We then came to what was arguably the highlight of the day – Hobbs & Sons Restaurant. This is a quaint little chip shop which does everything the old-fashioned way. Chips are cooked in beef dripping, fish in beer batter, and if you ask for “scraps” you’ll be given a veritable mountain of batter scraps on top of your chips – bloody lovely, but a little bit pricey – £6.50 for a portion of fish and chips, and not a huge one at that. We’d also advise going to the chippie early if you can, as the queues apparently get very long!
(they do also have vegetarian and gluten-free options available apparently, if beef dripping isn’t your thing)
Also on-site is the Limelight Cinema, again transported brick-by-brick from it’s original location – and basically a silent movie cinema that was run by a family in their back garden in the Black Country, where they would charge their neighbours a small amount to come and watch a film.
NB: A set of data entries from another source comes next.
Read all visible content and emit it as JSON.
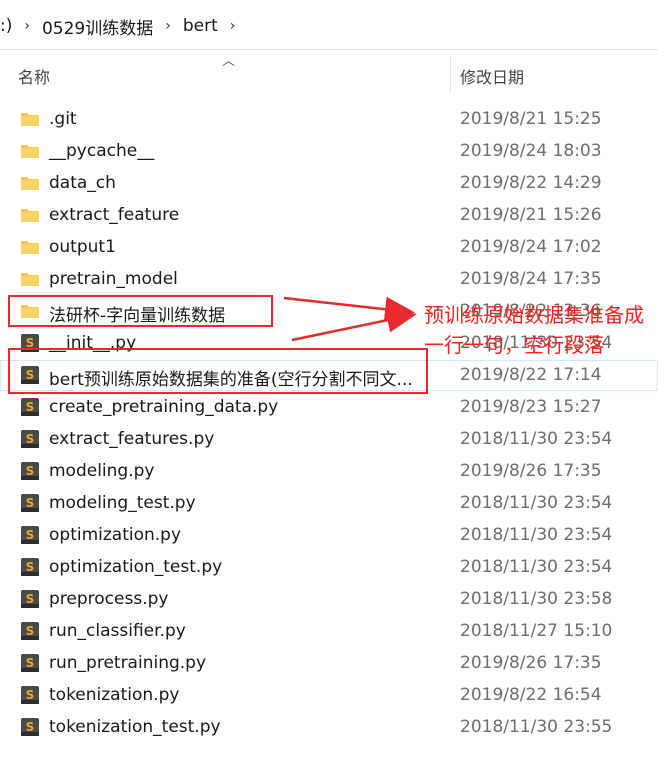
{
  "breadcrumb": {
    "prefix": ":)",
    "items": [
      "0529训练数据",
      "bert"
    ],
    "separator": "›"
  },
  "columns": {
    "name": "名称",
    "date_modified": "修改日期"
  },
  "files": [
    {
      "name": ".git",
      "date": "2019/8/21 15:25",
      "type": "folder"
    },
    {
      "name": "__pycache__",
      "date": "2019/8/24 18:03",
      "type": "folder"
    },
    {
      "name": "data_ch",
      "date": "2019/8/22 14:29",
      "type": "folder"
    },
    {
      "name": "extract_feature",
      "date": "2019/8/21 15:26",
      "type": "folder"
    },
    {
      "name": "output1",
      "date": "2019/8/24 17:02",
      "type": "folder"
    },
    {
      "name": "pretrain_model",
      "date": "2019/8/24 17:35",
      "type": "folder"
    },
    {
      "name": "法研杯-字向量训练数据",
      "date": "2019/8/22 13:36",
      "type": "folder"
    },
    {
      "name": "__init__.py",
      "date": "2018/11/30 23:54",
      "type": "py"
    },
    {
      "name": "bert预训练原始数据集的准备(空行分割不同文...",
      "date": "2019/8/22 17:14",
      "type": "py"
    },
    {
      "name": "create_pretraining_data.py",
      "date": "2019/8/23 15:27",
      "type": "py"
    },
    {
      "name": "extract_features.py",
      "date": "2018/11/30 23:54",
      "type": "py"
    },
    {
      "name": "modeling.py",
      "date": "2019/8/26 17:35",
      "type": "py"
    },
    {
      "name": "modeling_test.py",
      "date": "2018/11/30 23:54",
      "type": "py"
    },
    {
      "name": "optimization.py",
      "date": "2018/11/30 23:54",
      "type": "py"
    },
    {
      "name": "optimization_test.py",
      "date": "2018/11/30 23:54",
      "type": "py"
    },
    {
      "name": "preprocess.py",
      "date": "2018/11/30 23:58",
      "type": "py"
    },
    {
      "name": "run_classifier.py",
      "date": "2018/11/27 15:10",
      "type": "py"
    },
    {
      "name": "run_pretraining.py",
      "date": "2019/8/26 17:35",
      "type": "py"
    },
    {
      "name": "tokenization.py",
      "date": "2019/8/22 16:54",
      "type": "py"
    },
    {
      "name": "tokenization_test.py",
      "date": "2018/11/30 23:55",
      "type": "py"
    }
  ],
  "annotation": {
    "text": "预训练原始数据集准备成一行一句，空行段落"
  },
  "colors": {
    "annotation": "#e8292d",
    "folder": "#f3c24f",
    "sublime": "#4a4a4a"
  }
}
They do showings every hour I believe, and in our showing we were treated to a Laurel & Hardy classic – The Bohemian Girl, from 1936. I’d never really seen any of their work before, but it was very enjoyable to watch and the “atmosphere” of an olde-worlde cinema added to the impact.
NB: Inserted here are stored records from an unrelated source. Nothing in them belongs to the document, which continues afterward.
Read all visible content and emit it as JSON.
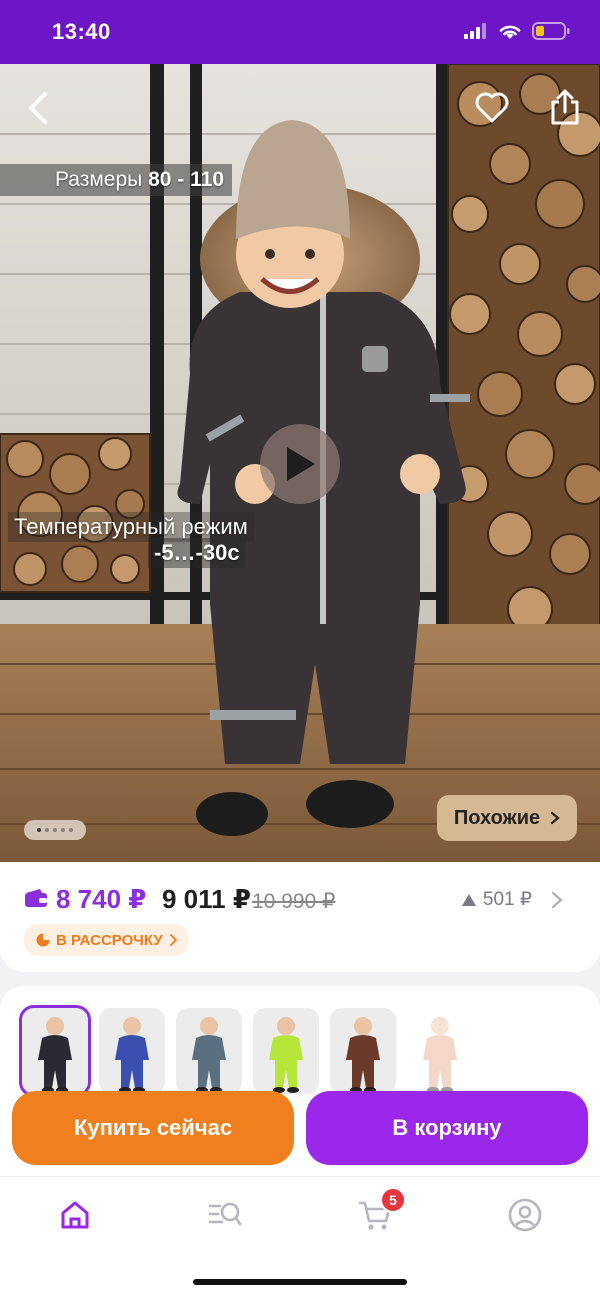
{
  "status_bar": {
    "time": "13:40"
  },
  "hero": {
    "sizes_text": "Размеры ",
    "sizes_value": "80 - 110",
    "temperature_label": "Температурный режим",
    "temperature_value": "-5…-30с",
    "slide_count": 5,
    "active_slide": 1,
    "similar_label": "Похожие"
  },
  "price": {
    "main": "8 740 ₽",
    "secondary": "9 011 ₽",
    "old": "10 990 ₽",
    "points": "501 ₽",
    "installment_label": "В РАССРОЧКУ"
  },
  "variants": {
    "colors": [
      "#2b2a33",
      "#3a4fb0",
      "#5a6f80",
      "#b7e63a",
      "#6b3a2b",
      "#e9a789"
    ],
    "selected_index": 0
  },
  "actions": {
    "buy_now": "Купить сейчас",
    "add_to_cart": "В корзину"
  },
  "nav": {
    "cart_badge": "5",
    "accent": "#9a27ea"
  },
  "colors": {
    "brand_purple": "#6d16c7",
    "price_purple": "#8b2ee0",
    "orange": "#f0801e"
  }
}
There is also a tour of an old Black Country mine, named “Into the thick” – this is a 20 minute tour that takes a group of visitors underground, in pitch black dark surroundings (each visitor is given a hand-held torch) – unfortunately the ceilings are very low so I was unable to take part in this thanks to my current back problems, but Jem enjoyed it – as did the kids.
I had a thoroughly enjoyable time at the Black Country Living Museum, even if I didn’t get to see parts of it as much as I’d have liked. It was a most interesting step back through history and seeing how the world used to be. I will definitely be going again.
My only complaints really are that the fairground rides should be free of charge given the cost of entry (although I don’t have a problem with the prize games having a cost) and the parking should also be free. You have to pick up a ticket on entry into the car park, and then use that ticket at a pay machine before you leave to get a token to exit the car park – the token costs £3.00 (although Jem thought it was the same tokens used at the fairground, in which case you could feasibly buy one for £1.50) – but it should be free.